The balls, which are often called "envelopes", were sealed and contain tokens in a variety of geometric shapes - the balls varying from golf ball-size to baseball-size.
High-resolution CT scans and 3D modeling were used by the researchers to look inside more than 20 examples excavated at the site of Choga Mish, in western
The balls were created about 5,500 years ago when early cities were flourishing in Mesopotamia.
The scans showed that some of the balls featured tiny channels, 1-2 millimeters across, crisscrossing them.
The tokens in balls come in 14 different shapes, which included spheres, pyramids, ovoids, lenses and cones.
The researchers, however, were puzzled when the scans found one clay ball had tokens made of a low-density material, likely bitumen.
The tokens, in this case, had air bubbles around them, which suggested that they had been wrapped in cloth before they were put in the ball, the cloth may have disintegrated over time.
In addition, it seemed that a liquid, likely liquid bitumen, was poured over the tokens after being inserted into the balls. (ANI)
Most Popular Stories
- Slow Week Ahead of December FOMC Meeting
- Hispanics Seek to Grow School Board Members
- 'Knockout Game': Myth or Menace?
- U.S. Companies Eager for Iranian Business
- Questions Remain in Jenni Rivera's Death
- Bitcoin Used to Buy Tesla Car
- Entrepreneurs' Next Creation May Be New Laws

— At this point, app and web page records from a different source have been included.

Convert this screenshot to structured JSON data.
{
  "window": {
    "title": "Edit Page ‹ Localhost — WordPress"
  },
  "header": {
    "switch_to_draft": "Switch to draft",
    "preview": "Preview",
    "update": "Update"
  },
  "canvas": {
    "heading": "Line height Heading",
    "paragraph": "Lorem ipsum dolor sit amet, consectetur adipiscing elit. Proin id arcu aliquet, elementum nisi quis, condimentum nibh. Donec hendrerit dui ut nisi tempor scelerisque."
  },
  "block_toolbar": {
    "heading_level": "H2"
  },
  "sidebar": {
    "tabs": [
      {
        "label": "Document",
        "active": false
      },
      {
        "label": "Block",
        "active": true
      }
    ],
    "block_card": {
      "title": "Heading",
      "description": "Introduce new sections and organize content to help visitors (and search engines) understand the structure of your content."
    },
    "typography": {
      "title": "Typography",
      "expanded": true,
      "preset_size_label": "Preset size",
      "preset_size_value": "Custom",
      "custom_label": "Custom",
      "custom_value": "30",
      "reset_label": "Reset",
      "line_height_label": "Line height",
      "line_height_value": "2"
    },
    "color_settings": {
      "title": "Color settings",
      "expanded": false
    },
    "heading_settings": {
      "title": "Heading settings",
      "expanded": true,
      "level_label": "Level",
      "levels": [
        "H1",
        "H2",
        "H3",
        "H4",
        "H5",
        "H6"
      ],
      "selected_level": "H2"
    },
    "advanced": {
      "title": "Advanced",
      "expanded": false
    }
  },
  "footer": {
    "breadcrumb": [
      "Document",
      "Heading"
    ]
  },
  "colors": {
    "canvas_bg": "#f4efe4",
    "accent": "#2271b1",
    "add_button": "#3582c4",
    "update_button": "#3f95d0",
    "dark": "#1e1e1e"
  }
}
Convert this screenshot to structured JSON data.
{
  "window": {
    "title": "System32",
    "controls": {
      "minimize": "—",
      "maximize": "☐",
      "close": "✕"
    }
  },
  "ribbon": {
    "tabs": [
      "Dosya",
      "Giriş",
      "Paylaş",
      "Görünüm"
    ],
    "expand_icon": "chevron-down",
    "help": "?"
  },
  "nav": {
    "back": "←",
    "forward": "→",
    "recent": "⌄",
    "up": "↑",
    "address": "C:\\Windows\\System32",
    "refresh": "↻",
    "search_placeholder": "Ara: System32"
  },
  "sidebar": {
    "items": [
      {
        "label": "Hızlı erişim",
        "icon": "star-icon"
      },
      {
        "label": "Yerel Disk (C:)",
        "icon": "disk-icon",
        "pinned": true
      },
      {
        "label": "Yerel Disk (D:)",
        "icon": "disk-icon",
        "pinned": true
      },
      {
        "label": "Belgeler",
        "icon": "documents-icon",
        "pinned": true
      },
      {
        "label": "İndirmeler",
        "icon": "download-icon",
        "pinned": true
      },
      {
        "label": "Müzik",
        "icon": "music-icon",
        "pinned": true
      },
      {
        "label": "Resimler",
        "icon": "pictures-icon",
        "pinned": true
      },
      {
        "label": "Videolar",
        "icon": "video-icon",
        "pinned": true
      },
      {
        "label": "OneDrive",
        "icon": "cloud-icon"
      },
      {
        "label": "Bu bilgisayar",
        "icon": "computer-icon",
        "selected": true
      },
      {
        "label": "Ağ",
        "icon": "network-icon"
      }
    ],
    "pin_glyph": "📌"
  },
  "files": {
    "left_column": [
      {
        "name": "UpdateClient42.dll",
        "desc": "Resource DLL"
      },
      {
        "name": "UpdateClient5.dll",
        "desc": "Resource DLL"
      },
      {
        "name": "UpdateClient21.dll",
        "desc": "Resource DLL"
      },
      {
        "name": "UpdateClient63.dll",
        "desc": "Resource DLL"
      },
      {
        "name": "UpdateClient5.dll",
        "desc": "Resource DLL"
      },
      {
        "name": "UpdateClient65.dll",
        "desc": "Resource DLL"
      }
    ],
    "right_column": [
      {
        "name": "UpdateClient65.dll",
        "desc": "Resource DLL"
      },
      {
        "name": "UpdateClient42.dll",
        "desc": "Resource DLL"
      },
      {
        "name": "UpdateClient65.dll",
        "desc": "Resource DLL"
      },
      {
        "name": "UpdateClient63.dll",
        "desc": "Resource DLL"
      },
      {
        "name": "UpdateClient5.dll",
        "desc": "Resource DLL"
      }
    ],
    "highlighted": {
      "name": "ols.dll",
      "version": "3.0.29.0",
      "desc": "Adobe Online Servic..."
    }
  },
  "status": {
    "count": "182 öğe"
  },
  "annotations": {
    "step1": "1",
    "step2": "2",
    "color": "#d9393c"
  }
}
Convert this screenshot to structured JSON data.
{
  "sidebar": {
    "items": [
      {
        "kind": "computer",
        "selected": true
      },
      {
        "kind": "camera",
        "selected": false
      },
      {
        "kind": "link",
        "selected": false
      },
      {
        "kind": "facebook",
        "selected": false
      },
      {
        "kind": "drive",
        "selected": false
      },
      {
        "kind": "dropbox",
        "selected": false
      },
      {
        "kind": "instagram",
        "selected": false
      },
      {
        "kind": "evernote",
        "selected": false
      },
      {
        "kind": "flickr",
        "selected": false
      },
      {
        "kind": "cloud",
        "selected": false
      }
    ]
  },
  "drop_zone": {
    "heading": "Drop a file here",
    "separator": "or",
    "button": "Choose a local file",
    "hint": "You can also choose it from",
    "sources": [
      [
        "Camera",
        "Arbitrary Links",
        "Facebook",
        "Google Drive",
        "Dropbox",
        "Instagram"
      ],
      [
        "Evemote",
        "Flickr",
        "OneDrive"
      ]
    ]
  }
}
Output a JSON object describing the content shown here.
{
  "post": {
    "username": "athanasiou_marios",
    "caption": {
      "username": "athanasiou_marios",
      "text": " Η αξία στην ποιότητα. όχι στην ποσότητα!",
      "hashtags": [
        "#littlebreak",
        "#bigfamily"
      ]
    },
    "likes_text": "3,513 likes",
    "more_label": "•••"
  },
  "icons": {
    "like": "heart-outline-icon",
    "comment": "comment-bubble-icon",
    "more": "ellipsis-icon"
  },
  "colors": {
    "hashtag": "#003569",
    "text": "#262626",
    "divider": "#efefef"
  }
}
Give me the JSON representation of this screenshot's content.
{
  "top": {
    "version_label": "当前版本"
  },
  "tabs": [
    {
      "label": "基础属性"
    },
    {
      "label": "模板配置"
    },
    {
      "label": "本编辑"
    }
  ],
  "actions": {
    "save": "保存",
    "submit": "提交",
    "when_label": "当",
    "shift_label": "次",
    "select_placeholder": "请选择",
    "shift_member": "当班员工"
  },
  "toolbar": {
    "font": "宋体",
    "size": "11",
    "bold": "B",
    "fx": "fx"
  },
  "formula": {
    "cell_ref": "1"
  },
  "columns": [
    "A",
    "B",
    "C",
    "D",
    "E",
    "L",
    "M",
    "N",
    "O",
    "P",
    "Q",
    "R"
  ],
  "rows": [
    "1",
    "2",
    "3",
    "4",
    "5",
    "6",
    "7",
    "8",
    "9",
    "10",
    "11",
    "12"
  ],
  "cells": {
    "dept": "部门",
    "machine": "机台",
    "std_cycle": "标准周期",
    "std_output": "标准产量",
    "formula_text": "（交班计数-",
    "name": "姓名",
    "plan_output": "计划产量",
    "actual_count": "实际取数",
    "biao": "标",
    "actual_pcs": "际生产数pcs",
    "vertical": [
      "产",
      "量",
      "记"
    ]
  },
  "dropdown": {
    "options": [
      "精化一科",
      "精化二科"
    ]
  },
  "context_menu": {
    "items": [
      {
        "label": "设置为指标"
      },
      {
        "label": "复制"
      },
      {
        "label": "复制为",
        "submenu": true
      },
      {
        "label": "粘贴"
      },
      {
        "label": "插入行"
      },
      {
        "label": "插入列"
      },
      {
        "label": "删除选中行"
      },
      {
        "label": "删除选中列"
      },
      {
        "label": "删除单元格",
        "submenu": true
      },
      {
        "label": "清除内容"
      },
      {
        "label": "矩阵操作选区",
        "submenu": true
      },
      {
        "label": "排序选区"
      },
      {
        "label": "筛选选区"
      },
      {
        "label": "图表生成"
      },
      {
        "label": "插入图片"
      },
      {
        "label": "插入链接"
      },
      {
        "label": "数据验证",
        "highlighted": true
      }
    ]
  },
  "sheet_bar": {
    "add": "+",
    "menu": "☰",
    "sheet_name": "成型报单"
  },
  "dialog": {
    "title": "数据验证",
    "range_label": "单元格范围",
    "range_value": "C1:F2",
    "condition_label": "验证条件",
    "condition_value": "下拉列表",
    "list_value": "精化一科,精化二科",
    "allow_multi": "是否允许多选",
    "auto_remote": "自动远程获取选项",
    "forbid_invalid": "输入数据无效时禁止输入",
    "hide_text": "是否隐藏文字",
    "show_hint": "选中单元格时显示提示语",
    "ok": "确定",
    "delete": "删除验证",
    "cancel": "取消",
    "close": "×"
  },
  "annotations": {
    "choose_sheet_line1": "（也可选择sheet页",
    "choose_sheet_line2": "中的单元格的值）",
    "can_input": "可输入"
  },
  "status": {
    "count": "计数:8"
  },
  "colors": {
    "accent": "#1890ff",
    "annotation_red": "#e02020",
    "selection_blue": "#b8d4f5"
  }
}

- Banks Fret as Volcker Vote Approaches
- Obama Delivers Speech at Mandela Memorial: Transcript
- Paul Walker Fans Pay Respects